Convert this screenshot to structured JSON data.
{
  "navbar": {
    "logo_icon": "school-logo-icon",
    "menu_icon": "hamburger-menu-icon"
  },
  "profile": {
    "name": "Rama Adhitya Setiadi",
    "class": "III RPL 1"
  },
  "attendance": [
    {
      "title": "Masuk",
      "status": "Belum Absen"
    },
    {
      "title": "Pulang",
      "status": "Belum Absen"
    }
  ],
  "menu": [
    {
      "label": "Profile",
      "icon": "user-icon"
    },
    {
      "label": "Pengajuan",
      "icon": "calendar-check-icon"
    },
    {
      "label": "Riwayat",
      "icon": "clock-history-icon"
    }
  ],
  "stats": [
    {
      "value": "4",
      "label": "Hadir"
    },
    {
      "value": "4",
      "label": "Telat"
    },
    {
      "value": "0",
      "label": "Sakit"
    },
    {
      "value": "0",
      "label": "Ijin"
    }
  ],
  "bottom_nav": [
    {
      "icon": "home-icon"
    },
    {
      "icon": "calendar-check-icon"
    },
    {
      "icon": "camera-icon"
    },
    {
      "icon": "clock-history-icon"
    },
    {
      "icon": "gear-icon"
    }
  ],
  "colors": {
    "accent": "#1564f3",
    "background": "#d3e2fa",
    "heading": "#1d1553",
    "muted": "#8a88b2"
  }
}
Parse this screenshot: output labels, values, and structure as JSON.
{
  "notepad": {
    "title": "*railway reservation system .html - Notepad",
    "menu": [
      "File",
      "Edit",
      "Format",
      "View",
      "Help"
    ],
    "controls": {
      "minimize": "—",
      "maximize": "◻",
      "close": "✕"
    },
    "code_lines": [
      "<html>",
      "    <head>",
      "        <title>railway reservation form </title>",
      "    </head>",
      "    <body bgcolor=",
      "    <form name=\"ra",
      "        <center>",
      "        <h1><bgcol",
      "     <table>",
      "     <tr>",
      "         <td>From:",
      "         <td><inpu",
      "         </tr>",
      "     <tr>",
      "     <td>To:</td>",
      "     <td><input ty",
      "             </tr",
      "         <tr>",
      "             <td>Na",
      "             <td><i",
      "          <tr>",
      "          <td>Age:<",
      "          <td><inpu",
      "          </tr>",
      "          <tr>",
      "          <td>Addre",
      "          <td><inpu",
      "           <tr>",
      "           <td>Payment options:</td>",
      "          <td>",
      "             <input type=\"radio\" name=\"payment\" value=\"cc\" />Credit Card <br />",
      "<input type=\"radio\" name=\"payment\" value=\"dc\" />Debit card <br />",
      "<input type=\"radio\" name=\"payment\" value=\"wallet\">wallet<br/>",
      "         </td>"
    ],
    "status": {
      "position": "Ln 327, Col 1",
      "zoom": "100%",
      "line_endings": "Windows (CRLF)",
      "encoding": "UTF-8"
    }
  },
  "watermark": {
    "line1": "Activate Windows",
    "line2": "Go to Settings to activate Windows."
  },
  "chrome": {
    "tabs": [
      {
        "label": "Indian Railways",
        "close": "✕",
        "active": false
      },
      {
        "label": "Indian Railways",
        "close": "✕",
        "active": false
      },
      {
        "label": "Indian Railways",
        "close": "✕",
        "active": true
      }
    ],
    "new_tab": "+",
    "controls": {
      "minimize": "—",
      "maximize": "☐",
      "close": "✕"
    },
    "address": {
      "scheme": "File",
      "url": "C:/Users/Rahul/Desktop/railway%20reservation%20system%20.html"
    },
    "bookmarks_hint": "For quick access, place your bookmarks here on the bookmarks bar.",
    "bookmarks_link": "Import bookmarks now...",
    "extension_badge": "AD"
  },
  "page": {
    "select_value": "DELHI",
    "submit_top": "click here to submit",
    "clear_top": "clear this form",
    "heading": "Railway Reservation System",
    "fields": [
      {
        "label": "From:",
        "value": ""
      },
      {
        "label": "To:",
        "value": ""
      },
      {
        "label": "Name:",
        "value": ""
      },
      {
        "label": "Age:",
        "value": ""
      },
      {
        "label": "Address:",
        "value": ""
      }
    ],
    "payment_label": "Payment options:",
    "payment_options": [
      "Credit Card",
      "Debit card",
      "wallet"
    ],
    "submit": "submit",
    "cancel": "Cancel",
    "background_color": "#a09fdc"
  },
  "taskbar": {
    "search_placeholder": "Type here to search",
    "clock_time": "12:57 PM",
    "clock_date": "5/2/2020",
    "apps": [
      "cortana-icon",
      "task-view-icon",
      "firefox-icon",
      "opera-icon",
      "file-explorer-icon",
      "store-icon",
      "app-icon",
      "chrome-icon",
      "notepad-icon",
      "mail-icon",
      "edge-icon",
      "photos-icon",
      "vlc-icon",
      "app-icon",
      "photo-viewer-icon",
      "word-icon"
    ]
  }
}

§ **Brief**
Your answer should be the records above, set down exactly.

§ **Exercise output**
Convert this screenshot to structured JSON data.
{
  "navbar": {
    "logo_icon": "school-logo-icon",
    "menu_icon": "hamburger-menu-icon"
  },
  "profile": {
    "name": "Rama Adhitya Setiadi",
    "class": "III RPL 1"
  },
  "attendance": [
    {
      "title": "Masuk",
      "status": "Belum Absen"
    },
    {
      "title": "Pulang",
      "status": "Belum Absen"
    }
  ],
  "menu": [
    {
      "label": "Profile",
      "icon": "user-icon"
    },
    {
      "label": "Pengajuan",
      "icon": "calendar-check-icon"
    },
    {
      "label": "Riwayat",
      "icon": "clock-history-icon"
    }
  ],
  "stats": [
    {
      "value": "4",
      "label": "Hadir"
    },
    {
      "value": "4",
      "label": "Telat"
    },
    {
      "value": "0",
      "label": "Sakit"
    },
    {
      "value": "0",
      "label": "Ijin"
    }
  ],
  "bottom_nav": [
    {
      "icon": "home-icon"
    },
    {
      "icon": "calendar-check-icon"
    },
    {
      "icon": "camera-icon"
    },
    {
      "icon": "clock-history-icon"
    },
    {
      "icon": "gear-icon"
    }
  ],
  "colors": {
    "accent": "#1564f3",
    "background": "#d3e2fa",
    "heading": "#1d1553",
    "muted": "#8a88b2"
  }
}
Parse this screenshot: output labels, values, and structure as JSON.
{
  "notepad": {
    "title": "*railway reservation system .html - Notepad",
    "menu": [
      "File",
      "Edit",
      "Format",
      "View",
      "Help"
    ],
    "controls": {
      "minimize": "—",
      "maximize": "◻",
      "close": "✕"
    },
    "code_lines": [
      "<html>",
      "    <head>",
      "        <title>railway reservation form </title>",
      "    </head>",
      "    <body bgcolor=",
      "    <form name=\"ra",
      "        <center>",
      "        <h1><bgcol",
      "     <table>",
      "     <tr>",
      "         <td>From:",
      "         <td><inpu",
      "         </tr>",
      "     <tr>",
      "     <td>To:</td>",
      "     <td><input ty",
      "             </tr",
      "         <tr>",
      "             <td>Na",
      "             <td><i",
      "          <tr>",
      "          <td>Age:<",
      "          <td><inpu",
      "          </tr>",
      "          <tr>",
      "          <td>Addre",
      "          <td><inpu",
      "           <tr>",
      "           <td>Payment options:</td>",
      "          <td>",
      "             <input type=\"radio\" name=\"payment\" value=\"cc\" />Credit Card <br />",
      "<input type=\"radio\" name=\"payment\" value=\"dc\" />Debit card <br />",
      "<input type=\"radio\" name=\"payment\" value=\"wallet\">wallet<br/>",
      "         </td>"
    ],
    "status": {
      "position": "Ln 327, Col 1",
      "zoom": "100%",
      "line_endings": "Windows (CRLF)",
      "encoding": "UTF-8"
    }
  },
  "watermark": {
    "line1": "Activate Windows",
    "line2": "Go to Settings to activate Windows."
  },
  "chrome": {
    "tabs": [
      {
        "label": "Indian Railways",
        "close": "✕",
        "active": false
      },
      {
        "label": "Indian Railways",
        "close": "✕",
        "active": false
      },
      {
        "label": "Indian Railways",
        "close": "✕",
        "active": true
      }
    ],
    "new_tab": "+",
    "controls": {
      "minimize": "—",
      "maximize": "☐",
      "close": "✕"
    },
    "address": {
      "scheme": "File",
      "url": "C:/Users/Rahul/Desktop/railway%20reservation%20system%20.html"
    },
    "bookmarks_hint": "For quick access, place your bookmarks here on the bookmarks bar.",
    "bookmarks_link": "Import bookmarks now...",
    "extension_badge": "AD"
  },
  "page": {
    "select_value": "DELHI",
    "submit_top": "click here to submit",
    "clear_top": "clear this form",
    "heading": "Railway Reservation System",
    "fields": [
      {
        "label": "From:",
        "value": ""
      },
      {
        "label": "To:",
        "value": ""
      },
      {
        "label": "Name:",
        "value": ""
      },
      {
        "label": "Age:",
        "value": ""
      },
      {
        "label": "Address:",
        "value": ""
      }
    ],
    "payment_label": "Payment options:",
    "payment_options": [
      "Credit Card",
      "Debit card",
      "wallet"
    ],
    "submit": "submit",
    "cancel": "Cancel",
    "background_color": "#a09fdc"
  },
  "taskbar": {
    "search_placeholder": "Type here to search",
    "clock_time": "12:57 PM",
    "clock_date": "5/2/2020",
    "apps": [
      "cortana-icon",
      "task-view-icon",
      "firefox-icon",
      "opera-icon",
      "file-explorer-icon",
      "store-icon",
      "app-icon",
      "chrome-icon",
      "notepad-icon",
      "mail-icon",
      "edge-icon",
      "photos-icon",
      "vlc-icon",
      "app-icon",
      "photo-viewer-icon",
      "word-icon"
    ]
  }
}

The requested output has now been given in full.